This might be amusing were it not for the fact that we are losing our appreciation for “the heavens. . . the skies”, which are supposed to “declare the glory of God” and “proclaim the work of His hands.” (Psalm 19:1, NIV) The cosmos is the “work of His hands”. It didn’t come together by itself. The cosmos is God’s way of reminding us of His awesome grandeur and power. How sad in our modern day that we are losing that wonder and appreciation of what the Almighty has done.
Our difficulty nowadays stems from the fact that our cultural and educational heritage has convinced us that the universe is eternal, or at least has been around for untold millions and billions of years as Earth and its life forms slowly came into being. For the world of academia, it is essential to promote this idea. . . because there is so much that is unexplainable in gradual evolution theory. Thus, it’s handy to encourage the belief in great long ages of prehistory – because, of course, the presumption is, if there’s “so much time”, why then anything can happen.

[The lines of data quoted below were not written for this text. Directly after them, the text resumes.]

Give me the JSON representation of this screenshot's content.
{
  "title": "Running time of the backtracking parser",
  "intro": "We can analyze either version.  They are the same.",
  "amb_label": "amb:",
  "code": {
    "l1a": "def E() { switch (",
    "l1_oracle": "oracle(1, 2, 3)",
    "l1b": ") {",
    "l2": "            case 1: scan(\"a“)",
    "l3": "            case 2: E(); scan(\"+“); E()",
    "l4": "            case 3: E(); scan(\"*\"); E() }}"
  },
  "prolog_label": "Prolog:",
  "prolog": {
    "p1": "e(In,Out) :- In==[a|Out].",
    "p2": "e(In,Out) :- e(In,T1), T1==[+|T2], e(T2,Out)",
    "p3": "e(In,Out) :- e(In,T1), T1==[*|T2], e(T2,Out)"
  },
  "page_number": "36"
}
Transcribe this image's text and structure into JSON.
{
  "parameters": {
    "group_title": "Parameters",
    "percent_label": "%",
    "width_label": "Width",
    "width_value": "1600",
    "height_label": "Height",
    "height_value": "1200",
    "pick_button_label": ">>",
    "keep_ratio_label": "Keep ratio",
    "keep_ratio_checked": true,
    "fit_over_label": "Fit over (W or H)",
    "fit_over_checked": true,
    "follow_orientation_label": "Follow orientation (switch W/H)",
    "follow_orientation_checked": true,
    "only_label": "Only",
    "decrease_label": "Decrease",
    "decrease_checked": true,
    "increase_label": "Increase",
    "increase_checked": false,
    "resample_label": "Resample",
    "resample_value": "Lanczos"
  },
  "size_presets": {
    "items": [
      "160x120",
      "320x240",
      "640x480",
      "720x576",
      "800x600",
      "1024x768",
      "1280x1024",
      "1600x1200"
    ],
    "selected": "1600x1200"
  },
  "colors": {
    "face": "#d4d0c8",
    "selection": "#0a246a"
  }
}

And furthermore, there is too much at stake – the ominous possibility that, without evolution doctrine firmly entrenched in our educational institutions, what would become of the research grants, reputations, and mental frameworks will be at risk of getting shattered? Academia thrives on the complexity involved in the search for naturalistic explanations, and it would be too painful to have to surrender to simpler explanations based on the supernatural. So, for whatever can’t be explained logically, or tested, academia defaults to the magic formula of “so much time” – a handy escape route to avoid having to admit they don’t know the answers or that the answer requires a supernatural solution.
“They did not like to retain God in their knowledge,” as Romans 1:28 puts it (NKJV). It takes an attitude of humility and reverence before God to acknowledge the hand of God in fashioning the environment He has made for us to live in. It is truly sad that so much academic effort has been wasted in futile attempts to explain the formation of the natural world in ways that avoid acknowledging the role of the Almighty. How much more we could learn and appreciate about our ancient heritage if scientists and historians would only look through the lens of Divine origin.
True enough, it is difficult for our minds to conceive of how God could have made a universe of such mind-boggling magnitude or caused starlight to arrive on Earth in just a split-second of our time. But if we understand that God dwells outside and beyond the boundaries of time, space, and matter, then at least we know that He is capable of doing it. The trouble is, we humans tend to under-estimate the power of the Almighty and forget that He is omniscient, omnipotent, omnipresent.
Perhaps we might compare the present situation to how it was in Galileo’s or Copernicus’ time. Those scientists were trying to explain that Earth was actually a sphere that revolved around the sun. No one could believe that because Earth felt so solid and flat and enormous and so on. How could Earth be a sphere and not at the center of the cosmos?
Nowadays, the situation has reversed. Because we know the universe is so immensely vast, we have trouble believing that our planet can still be the central focus of God’s attention, or that the cosmos was put there to serve the human race “for times and for seasons and for days and for years”, or that our galaxy might actually be the physical center of the universe. (More on that intriguing possibility ahead.)